transamerica initial plays

I recommend this game for players 8 and up. It’s fine for two players, but the more the merrier!

Buy Trans America on Amazon!

Titan: The Arena

Titan arena box

Titan: The Arena (Avalon Hill, 1997; aka Colossal Arena, Fantasy Flight Games, 2008) is another of my all time favorites because of the uncertainty of outcome until very late in the game, the interactivity of the players, and the theme.

Titan: The Arena (not to be confused with its larger namesake, Titan) is a card game in which 8 fantasy creatures, each with specific powers, are battling in an imaginary arena. They battle for 8 rounds, and each round one creature is eliminated. Players place bets on one creature during each round, and then place numbered cards on each creature to represent relative power for that round. Once each creature has a number card, the round is over and the lowest numbered creature exits, so all the bets that had been placed on it throughout the game are nullified. By the end of the last round, there is one creature left standing. Whichever player has the most value of bets invested in that creature, wins.

titan arena play diagram

The beauty of this game is that each player has to simultaneously prop up some creatures while trying to undermine others, while betting accordingly. The chaos introduced by each creature’s special ability is especially fun; whichever player has the most bets cumulatively invested in any given creature gets “control” over that creature, and may invoke that creatures special ability. These abilities may prove critical late in the game! For example the owner of the Hydra can place two cards at once. If the he or she finds their¬† creature with a low card, they could, on one turn, put a higher number under the Hydra and a lower number on another creature.

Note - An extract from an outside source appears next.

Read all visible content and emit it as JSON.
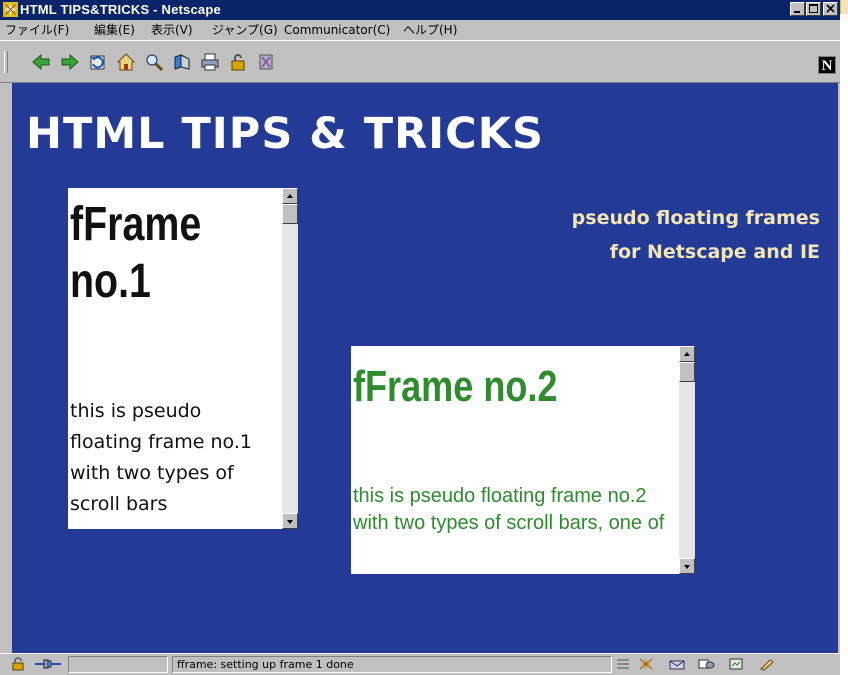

The owner of the Dragon has the ability to destroy any card in play, so what the Hydra just did the Dragon might undo. The variations are as endless as the cleverness of the players.

I would recommend this game to just about anyone who is old enough to understand the rules. It’s recommended for 8 and up, but I wouldn’t expect anyone under 10 to really understand how to deal with the contingencies.

The game play makes it essentially a very interesting card game; the theme is secondary. People with no interest in the theme should be able to ignore it and enjoy the game for what it is! Those who do like the theme will find it very easy to imagine the arena setting, manipulations of the creatures, and invocation of powers.

Note: Titan: The Arena is out of print, but has been replaced by Colossal Arena, which has new art and 4 extra creatures. This review is for the version I know, but can be safely transferred to the new one.

Buy Colossal Arena on amazon!